Shu Qi delivers an adorable, wholly captivating performance that proved her entry point into the mainstream. She initially found fame with a line of racy calendars that made her the pin-up idol of choice in the Nineties and segued into a career in Category III soft-core porn, most notably the genuinely pretty darn erotic Sex & Zen II (1996). Thereafter she won the Hong Kong film award as best supporting actress, sending herself up as a soft-core star in Derek Yee's satirical comedy Viva Erotica (1996). After that there was no stopping her despite losing out on an international career when her agent turned down the lead in Crouching Tiger, Hidden Dragon (2000) (she soon fired him). A long association with Taiwanese auteur Hou Hsiao Hsien with acclaimed roles in Millennium Mambo (2001) and Three Times (2005) earned her a slew of best actress awards after which she became pretty much ubiquitous in both blockbuster and art-house fare. Take a look at Qi's exuberant turn in Journey to the West: Conquering the Demons (2012) and you'll see a star at the peak of her powers. Has any other actress had such a remarkable career trajectory from porn star to respected multi-award winner?
By Jackie Chan standards, Gorgeous is an undeniably sedate film, perhaps overly reliant upon Shu Qi's wide-eyed charm and comedic gifts, relegating the clown prince of kung fu to a straight man role. Nevertheless, Chan plays the role of a suave playboy very convincingly, proving again how underrated he is as an actor. As something of a star-studded affair the film features blink-and-you'll miss 'em cameos from future superstars Stephen Fung, Daniel Wu and queen of comedy Sandra Ng along with a more substantial turn from the great Tony Leung Chiu-Wai, who gives an admirably non-caricatured performance as Ah Bu's gay B.F.F. Absent from the international cut however is a cameo from Stephen Chow Sing-Chi which was part of a gentleman's agreement between the two biggest stars in Hong Kong cinema following Jackie's cameo in The King of Comedy (1999). The action sequences, choreographed by Jackie as usual, might not rank among his most memorable but are as fast-paced and athletic as one would expect from a Jackie Chan production. The finale epic slapstick bout is particularly inventive and fun, vaguely reminiscent of his career highlight face-off against Benny 'The Jet' Urquidez in the superb Wheels on Meals (1984).
On the downside, the corporate rivalry sub-plot fails to engage. There is too much talk of stocks and shares, although Jackie's complex relationship with disturbed rival Howie proves unexpectedly touching. This was the first Jackie Chan film where hero and villain bond over mutual romantic frustration.
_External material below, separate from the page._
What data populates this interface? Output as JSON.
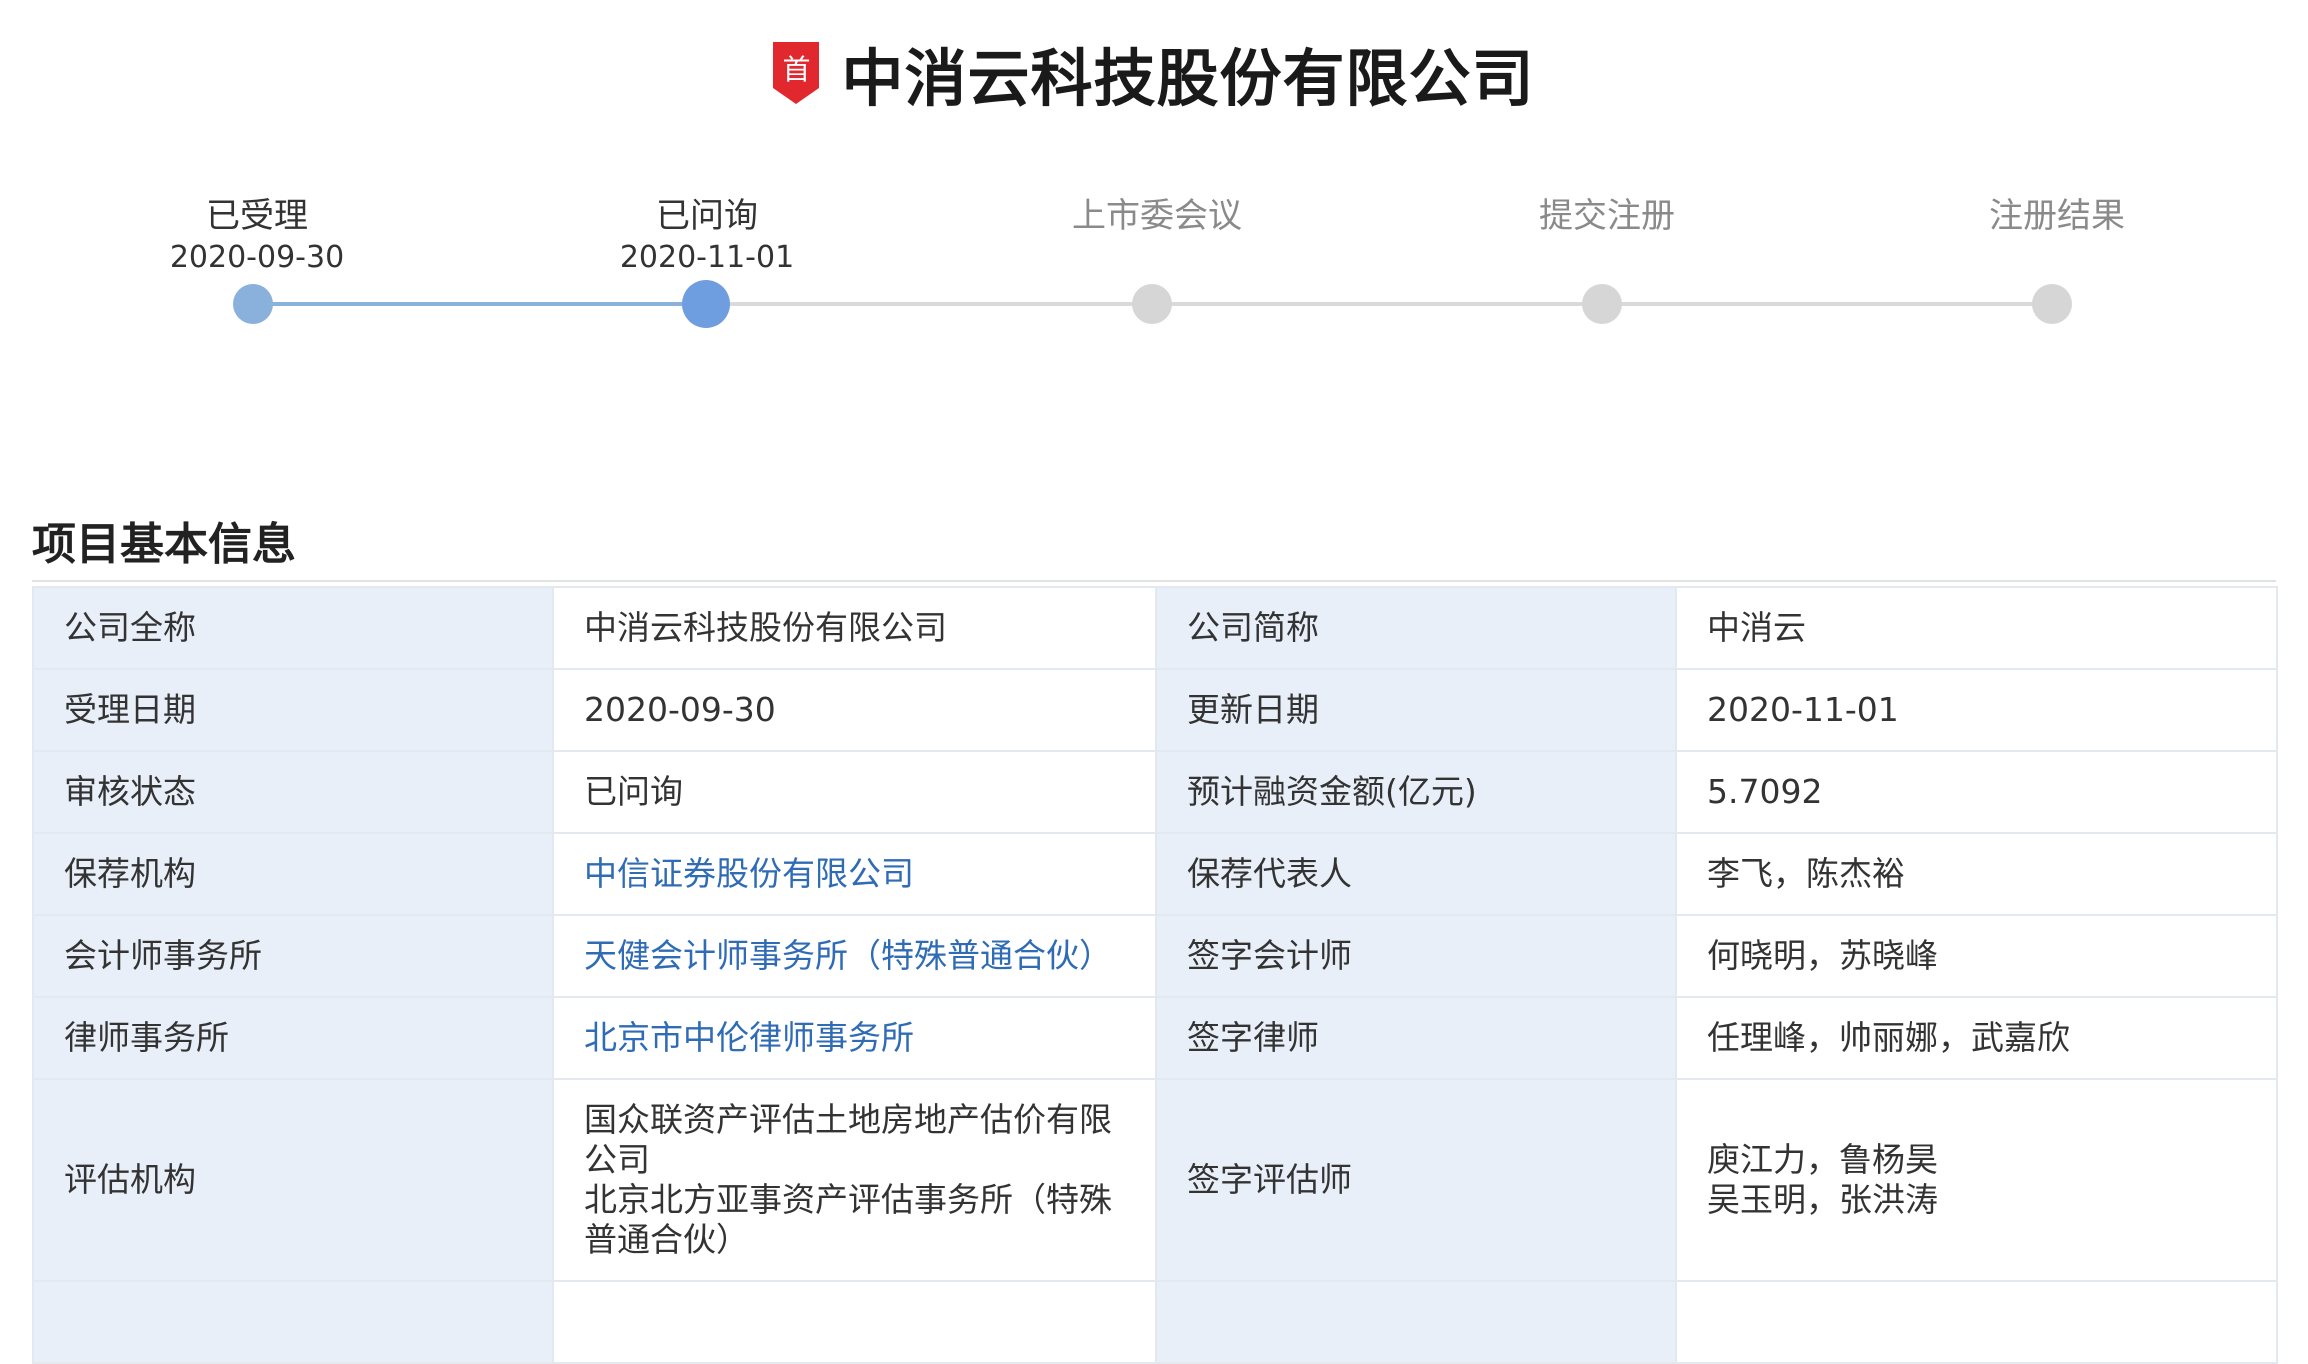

Mid-way through the plot gets derailed when Howie hires Alan (Bradley James Allan), a diminutive but deadly American kung fu expert who fights Jackie to a stand-still. Thereafter, Ah Bu gets sidelined as a defeated Jackie endures an arduous Rocky-style training regime to get back the eye of the tiger. Clearly, the filmmakers set out to make one kind of film but were forced to divert into another. Also the familiar rom-com third act misunderstanding proves simply confusing here as it is not clear why Ah Bu gets upset nor why Jackie has to endure such a beating at the hands of her father.